Economy of China

e. The latter has been sometimes blamed for China's huge trade surplus (US$262.7 billion in 2007) and has become a major source of dispute between China and its major trading partners—the US, EU, and Japan—despite the yuan having been de-pegged and having risen in value by 20% against the US dollar since 2005. China is moreover widely criticised for manufacturing large quantities of counterfeit goods—in 2005, the Asia Business Council alleged that the counterfeiting industry accounted for 8% of China's GDP at the time.

The state still dominates in strategic "pillar" industries (such as energy and heavy industries), but private enterprise (composed of around 30 million private businesses) has expanded enormously; in 2005, it accounted for anywhere between 33% to 70% of national GDP, while the OECD estimate for that year was over 50% of China's national output, up from 1% in 1978. The Shanghai Stock Exchange has raised record amounts of IPOs, and its benchmark Shanghai Composite index has doubled since 2005. SSE's market capitalization reached US$3 trillion in 2007, making it the world's fifth-largest stock exchange.

China now ranks 29th in the Global Competitiveness Index, although it is only ranked 135th among the 179 countries measured in the Index of Economic Freedom. 46 Chinese companies made the list in the 2010 Fortune Global 500 (Beijing alone with 30). Measured using market capitalization, four of the world's top ten most valuable companies are Chinese. Some of these include first-ranked PetroChina, third-ranked Industrial and Commercial Bank of China (the world's most valuable bank), fifth-ranked China Mobile (the world's most valuable telecommunications company) and seventh-ranked China Construction Bank.

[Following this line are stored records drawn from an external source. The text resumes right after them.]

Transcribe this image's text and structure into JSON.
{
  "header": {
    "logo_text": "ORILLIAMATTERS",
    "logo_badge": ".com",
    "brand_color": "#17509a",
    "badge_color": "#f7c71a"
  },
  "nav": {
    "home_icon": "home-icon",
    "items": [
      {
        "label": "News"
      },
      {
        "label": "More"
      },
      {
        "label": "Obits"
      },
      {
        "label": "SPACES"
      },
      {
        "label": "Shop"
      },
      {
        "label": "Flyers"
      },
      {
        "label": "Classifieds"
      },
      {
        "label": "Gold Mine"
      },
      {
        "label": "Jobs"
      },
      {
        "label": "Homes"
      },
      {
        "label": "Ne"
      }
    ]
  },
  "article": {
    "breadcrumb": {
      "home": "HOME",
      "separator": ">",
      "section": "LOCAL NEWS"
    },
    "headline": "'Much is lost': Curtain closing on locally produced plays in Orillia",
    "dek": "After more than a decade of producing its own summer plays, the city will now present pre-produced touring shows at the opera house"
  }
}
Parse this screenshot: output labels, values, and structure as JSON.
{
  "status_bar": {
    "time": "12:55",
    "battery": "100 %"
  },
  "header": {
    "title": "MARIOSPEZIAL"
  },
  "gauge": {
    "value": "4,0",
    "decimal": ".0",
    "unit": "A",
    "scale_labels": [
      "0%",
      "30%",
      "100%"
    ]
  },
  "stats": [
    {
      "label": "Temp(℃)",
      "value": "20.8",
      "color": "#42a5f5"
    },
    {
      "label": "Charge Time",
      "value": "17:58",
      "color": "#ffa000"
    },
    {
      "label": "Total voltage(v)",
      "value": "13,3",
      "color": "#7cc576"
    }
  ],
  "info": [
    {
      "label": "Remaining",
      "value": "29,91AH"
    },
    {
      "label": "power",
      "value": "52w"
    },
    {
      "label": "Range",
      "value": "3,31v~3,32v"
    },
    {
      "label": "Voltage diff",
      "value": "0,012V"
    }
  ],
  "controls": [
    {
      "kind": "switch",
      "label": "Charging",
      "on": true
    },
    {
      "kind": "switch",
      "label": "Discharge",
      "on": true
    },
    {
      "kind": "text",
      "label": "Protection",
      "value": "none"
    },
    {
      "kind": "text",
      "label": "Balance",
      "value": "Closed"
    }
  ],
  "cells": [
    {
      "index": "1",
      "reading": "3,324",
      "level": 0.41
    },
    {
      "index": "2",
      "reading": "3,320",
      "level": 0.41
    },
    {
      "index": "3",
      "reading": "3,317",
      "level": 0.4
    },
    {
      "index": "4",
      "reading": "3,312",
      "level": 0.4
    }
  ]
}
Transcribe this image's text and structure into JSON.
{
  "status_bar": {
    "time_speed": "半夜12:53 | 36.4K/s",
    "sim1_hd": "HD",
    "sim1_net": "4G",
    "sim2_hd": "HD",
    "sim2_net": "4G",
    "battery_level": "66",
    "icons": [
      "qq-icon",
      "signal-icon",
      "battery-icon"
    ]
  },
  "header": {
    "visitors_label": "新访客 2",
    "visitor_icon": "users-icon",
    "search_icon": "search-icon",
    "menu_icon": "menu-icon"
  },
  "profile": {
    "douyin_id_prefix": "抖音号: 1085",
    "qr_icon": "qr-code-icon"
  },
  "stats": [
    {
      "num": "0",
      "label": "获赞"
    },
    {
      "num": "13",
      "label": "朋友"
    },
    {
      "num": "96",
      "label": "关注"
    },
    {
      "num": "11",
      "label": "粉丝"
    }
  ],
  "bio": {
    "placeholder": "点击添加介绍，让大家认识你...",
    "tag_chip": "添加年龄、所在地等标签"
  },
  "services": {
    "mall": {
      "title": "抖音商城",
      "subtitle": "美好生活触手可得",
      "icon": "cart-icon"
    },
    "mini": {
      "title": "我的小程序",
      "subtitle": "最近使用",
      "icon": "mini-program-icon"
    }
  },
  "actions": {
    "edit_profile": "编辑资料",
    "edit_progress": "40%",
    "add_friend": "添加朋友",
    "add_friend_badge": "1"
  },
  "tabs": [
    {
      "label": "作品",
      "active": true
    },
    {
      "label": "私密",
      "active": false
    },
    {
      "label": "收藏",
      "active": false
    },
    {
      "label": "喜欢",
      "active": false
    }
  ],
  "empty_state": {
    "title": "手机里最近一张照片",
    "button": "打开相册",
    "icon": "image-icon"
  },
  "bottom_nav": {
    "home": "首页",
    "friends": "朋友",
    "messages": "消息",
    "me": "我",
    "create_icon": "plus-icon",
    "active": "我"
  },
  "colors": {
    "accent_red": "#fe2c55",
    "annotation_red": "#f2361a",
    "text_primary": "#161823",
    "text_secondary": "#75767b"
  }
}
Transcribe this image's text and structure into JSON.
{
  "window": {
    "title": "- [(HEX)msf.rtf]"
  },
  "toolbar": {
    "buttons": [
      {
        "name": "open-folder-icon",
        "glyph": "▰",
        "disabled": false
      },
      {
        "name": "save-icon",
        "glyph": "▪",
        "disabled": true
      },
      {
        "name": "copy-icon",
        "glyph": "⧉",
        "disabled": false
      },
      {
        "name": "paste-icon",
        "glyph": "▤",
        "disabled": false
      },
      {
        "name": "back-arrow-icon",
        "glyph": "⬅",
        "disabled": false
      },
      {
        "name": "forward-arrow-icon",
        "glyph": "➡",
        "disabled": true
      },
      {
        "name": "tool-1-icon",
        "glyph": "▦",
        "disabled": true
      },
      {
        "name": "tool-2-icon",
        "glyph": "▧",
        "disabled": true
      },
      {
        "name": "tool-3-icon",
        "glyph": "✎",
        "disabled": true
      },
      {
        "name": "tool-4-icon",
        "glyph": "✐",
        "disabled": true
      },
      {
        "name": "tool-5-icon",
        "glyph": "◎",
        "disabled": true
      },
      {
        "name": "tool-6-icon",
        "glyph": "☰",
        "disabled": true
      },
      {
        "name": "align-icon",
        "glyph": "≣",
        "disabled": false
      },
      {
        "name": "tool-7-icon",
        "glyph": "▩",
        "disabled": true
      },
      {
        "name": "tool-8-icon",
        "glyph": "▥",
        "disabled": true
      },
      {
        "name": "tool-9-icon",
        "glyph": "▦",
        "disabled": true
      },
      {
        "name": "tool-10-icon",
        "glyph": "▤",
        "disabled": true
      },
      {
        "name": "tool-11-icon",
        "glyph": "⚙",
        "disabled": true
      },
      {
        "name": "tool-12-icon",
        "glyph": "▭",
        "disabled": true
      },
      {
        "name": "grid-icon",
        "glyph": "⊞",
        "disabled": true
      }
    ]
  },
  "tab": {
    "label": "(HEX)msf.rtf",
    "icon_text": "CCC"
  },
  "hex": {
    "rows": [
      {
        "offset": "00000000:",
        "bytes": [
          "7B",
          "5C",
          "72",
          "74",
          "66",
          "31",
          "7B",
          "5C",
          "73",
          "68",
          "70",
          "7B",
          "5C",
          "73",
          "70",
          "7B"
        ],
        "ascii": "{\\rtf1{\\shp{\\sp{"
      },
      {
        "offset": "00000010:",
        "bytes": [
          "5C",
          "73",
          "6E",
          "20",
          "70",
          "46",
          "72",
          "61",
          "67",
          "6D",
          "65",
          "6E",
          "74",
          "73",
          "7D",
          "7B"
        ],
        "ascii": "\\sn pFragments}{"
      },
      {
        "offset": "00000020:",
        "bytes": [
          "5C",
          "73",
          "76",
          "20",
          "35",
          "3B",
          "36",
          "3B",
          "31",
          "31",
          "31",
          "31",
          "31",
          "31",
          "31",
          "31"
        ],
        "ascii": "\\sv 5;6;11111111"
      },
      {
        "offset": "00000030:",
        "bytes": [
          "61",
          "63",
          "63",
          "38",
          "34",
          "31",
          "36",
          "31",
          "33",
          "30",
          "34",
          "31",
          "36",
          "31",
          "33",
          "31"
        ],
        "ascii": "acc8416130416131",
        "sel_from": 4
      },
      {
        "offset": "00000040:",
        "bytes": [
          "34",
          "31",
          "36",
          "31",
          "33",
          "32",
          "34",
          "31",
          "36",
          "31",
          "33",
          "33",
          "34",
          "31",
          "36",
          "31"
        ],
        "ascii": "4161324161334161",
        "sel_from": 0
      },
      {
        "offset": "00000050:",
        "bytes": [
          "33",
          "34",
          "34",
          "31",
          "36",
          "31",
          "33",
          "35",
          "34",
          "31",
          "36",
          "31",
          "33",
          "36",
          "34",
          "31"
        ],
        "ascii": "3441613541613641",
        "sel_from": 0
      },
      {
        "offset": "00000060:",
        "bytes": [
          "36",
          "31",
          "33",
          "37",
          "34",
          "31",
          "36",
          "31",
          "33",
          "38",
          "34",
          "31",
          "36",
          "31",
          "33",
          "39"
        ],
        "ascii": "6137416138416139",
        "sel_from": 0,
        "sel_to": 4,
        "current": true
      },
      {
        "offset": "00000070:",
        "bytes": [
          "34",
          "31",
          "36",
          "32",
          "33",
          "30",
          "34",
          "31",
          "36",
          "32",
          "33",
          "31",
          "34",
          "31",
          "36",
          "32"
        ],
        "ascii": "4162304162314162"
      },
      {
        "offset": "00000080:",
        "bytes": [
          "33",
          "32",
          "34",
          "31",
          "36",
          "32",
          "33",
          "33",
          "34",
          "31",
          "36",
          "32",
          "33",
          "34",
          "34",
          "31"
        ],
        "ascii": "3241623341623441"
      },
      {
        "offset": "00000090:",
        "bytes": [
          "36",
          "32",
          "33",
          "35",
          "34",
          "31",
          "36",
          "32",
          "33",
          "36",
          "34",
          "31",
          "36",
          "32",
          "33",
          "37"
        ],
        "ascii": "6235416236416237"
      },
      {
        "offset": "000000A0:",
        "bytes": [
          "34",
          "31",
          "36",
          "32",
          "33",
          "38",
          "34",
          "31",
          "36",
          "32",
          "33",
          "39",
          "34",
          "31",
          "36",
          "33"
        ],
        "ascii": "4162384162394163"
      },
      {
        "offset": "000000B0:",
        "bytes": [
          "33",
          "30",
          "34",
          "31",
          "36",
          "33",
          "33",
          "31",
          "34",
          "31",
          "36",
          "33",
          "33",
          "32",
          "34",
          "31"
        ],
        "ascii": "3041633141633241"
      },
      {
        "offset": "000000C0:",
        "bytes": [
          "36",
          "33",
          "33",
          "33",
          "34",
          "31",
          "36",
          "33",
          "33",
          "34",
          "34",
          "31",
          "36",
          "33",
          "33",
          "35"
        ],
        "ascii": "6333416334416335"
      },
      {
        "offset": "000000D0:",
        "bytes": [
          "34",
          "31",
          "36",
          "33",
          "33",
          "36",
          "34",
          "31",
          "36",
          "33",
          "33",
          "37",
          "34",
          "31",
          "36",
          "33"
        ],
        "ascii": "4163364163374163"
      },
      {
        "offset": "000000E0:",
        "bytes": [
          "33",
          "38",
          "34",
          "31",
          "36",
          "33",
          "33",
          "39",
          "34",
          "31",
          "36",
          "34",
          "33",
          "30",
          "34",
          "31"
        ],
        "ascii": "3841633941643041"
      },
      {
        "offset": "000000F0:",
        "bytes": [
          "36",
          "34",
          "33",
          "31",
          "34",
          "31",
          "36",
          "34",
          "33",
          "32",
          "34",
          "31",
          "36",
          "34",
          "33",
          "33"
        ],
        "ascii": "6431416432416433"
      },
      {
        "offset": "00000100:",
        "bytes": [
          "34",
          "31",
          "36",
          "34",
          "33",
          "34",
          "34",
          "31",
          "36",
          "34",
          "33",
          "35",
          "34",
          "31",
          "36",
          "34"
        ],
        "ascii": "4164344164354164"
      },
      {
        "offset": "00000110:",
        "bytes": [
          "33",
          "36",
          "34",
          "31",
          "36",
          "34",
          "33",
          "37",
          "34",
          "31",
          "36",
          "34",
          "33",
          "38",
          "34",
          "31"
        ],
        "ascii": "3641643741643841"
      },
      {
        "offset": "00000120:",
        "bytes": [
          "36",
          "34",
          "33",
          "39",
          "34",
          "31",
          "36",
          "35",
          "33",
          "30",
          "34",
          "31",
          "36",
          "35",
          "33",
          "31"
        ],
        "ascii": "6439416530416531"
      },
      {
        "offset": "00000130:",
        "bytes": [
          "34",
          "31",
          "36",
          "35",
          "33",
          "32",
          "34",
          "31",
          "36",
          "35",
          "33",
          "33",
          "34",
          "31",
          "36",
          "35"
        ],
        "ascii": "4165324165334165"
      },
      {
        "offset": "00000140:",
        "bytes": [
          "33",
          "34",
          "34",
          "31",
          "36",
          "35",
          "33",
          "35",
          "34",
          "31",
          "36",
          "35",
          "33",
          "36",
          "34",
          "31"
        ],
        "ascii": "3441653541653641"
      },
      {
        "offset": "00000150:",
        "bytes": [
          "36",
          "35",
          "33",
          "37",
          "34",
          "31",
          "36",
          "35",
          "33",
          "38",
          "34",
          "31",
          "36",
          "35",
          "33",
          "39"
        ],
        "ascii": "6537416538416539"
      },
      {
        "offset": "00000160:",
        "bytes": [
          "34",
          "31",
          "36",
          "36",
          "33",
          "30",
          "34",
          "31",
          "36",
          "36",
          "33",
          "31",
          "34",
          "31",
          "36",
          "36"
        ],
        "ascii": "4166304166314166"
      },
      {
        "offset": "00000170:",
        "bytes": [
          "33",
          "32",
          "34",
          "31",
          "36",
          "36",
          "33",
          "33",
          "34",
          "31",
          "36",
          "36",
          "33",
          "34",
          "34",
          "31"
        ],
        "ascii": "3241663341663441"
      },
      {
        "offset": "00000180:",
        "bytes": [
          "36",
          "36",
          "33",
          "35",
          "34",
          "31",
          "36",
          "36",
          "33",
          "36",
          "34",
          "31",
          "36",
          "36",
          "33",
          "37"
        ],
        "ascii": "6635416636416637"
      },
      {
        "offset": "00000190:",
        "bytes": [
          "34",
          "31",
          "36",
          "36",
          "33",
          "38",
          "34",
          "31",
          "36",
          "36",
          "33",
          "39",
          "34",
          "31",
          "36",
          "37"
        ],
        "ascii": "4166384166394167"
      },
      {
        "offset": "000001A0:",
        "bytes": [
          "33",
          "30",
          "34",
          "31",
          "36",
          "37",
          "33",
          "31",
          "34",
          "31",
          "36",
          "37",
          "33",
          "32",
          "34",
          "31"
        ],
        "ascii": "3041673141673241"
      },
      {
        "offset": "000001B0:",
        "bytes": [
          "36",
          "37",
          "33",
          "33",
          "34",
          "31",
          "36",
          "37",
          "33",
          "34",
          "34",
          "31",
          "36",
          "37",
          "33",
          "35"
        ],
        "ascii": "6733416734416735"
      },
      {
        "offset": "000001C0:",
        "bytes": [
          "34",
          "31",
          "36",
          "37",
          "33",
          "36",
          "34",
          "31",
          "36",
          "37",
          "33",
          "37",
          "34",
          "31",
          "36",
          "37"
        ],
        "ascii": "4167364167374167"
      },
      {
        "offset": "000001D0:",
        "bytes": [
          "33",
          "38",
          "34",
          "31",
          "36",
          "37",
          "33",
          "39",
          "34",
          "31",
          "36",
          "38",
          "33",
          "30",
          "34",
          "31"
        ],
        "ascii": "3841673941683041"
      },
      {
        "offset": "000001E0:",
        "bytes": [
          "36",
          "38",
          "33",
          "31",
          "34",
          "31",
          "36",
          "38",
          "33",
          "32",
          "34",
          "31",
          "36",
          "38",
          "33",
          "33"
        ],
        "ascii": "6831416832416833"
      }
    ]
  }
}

China's middle-class population (defined as those with annual income of at least US$17,000) has reached more than 100 million as of 2011, while the number of super-rich individuals worth more than 10 million yuan (US$1.5